Machito (born Francisco Raúl Gutiérrez Grillo,
February 16, 1908?– April 19, 1984) was an influential Latin
jazz musician who helped refine Afro-Cuban jazz and create both Cubop and salsa
music. He was raised in Havana
alongside the singer Graciela, his foster sister.
Machito was somewhat short in stature, at 5 feet 4 inches (1.63 m) in height. A lifelong Roman Catholic, he married Puerto Rican Hilda Torres on
January 17, 1940,
at which time he changed his nickname from "Macho" to
"Machito". The cross-cultural marriage served as a sign to New York
Latinos that it was possible to attain a sense of pan-Latino brotherhood. Frank
and Hilda Grillo produced five children: Martha (1941), Frank Jr (1943),
Barbara (1948), Mario (1956) and Paula. The family lived in Spanish Harlem at 112th
Street and Second Avenue,
where Machito enjoyed cooking for his children, writing the occasional song
such as "Sopa de Pichon" while working in the kitchen.
New York City,
Machito formed the band the Afro-Cubans in 1940, and with Mario Bauzá as

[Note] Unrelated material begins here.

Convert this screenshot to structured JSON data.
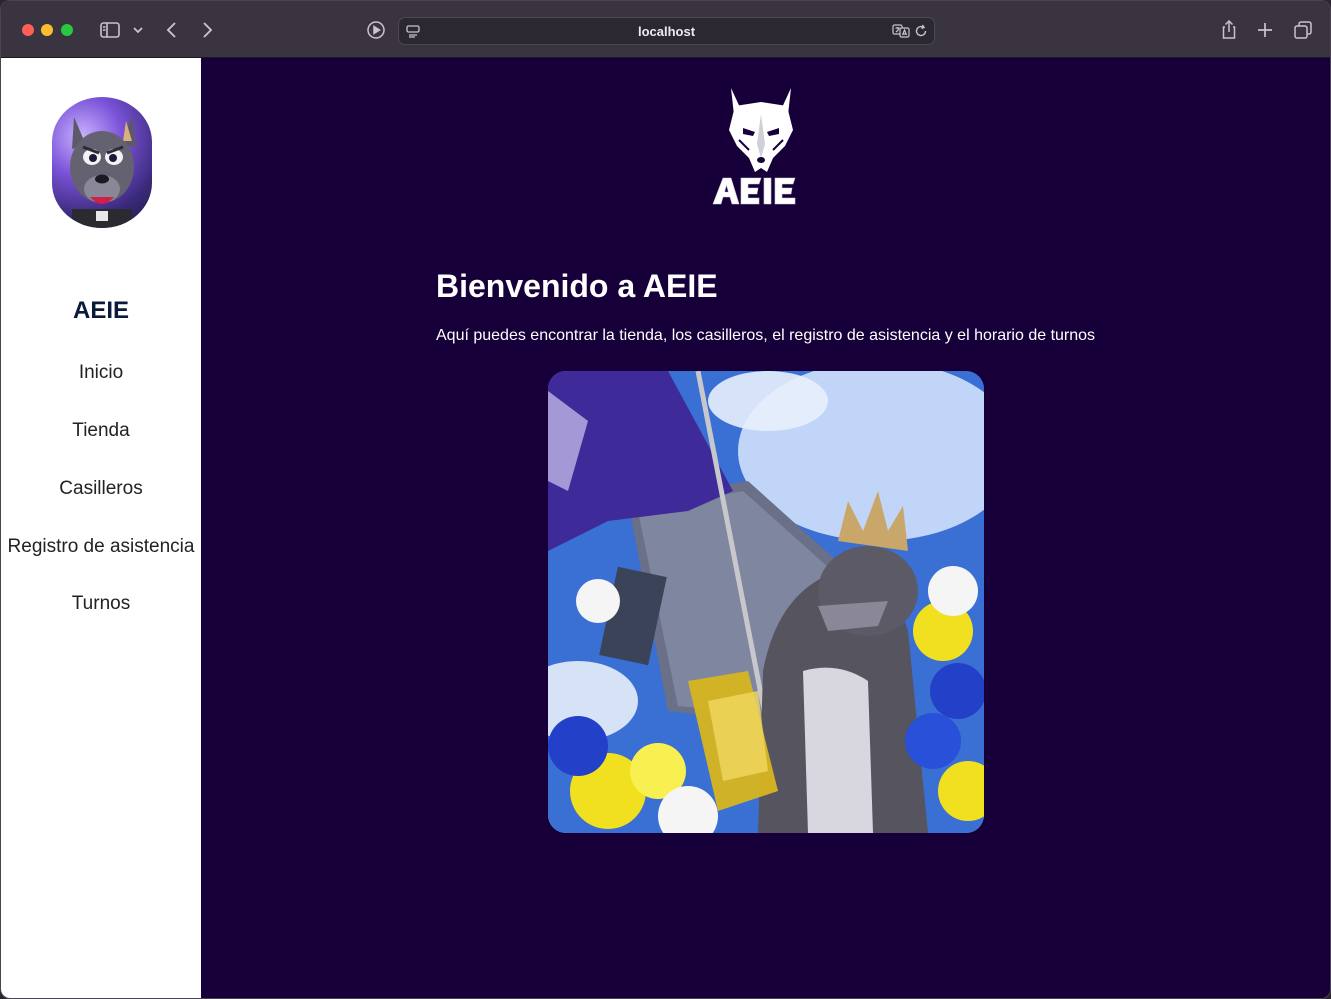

musical director, brought together Cuban rhythms and big band arrangements in
one group. He made numerous recordings from the 1940s to the 1980s, many with
Graciela as singer. Machito changed to a smaller ensemble format in 1975,
touring Europe extensively. He brought his son and
daughter into the band, and received a Grammy Award in 1983, one year before he
Machito's music had an effect on the lives of many musicians who played in the Afro-Cubans over the years, and on those who were attracted to Latin jazz after hearing him. George Shearing, Dizzy Gillespie, Charlie Parker and Stan Kenton credited Machito as an influence. An intersection in
Harlem is named " Machito Square"
in his honor.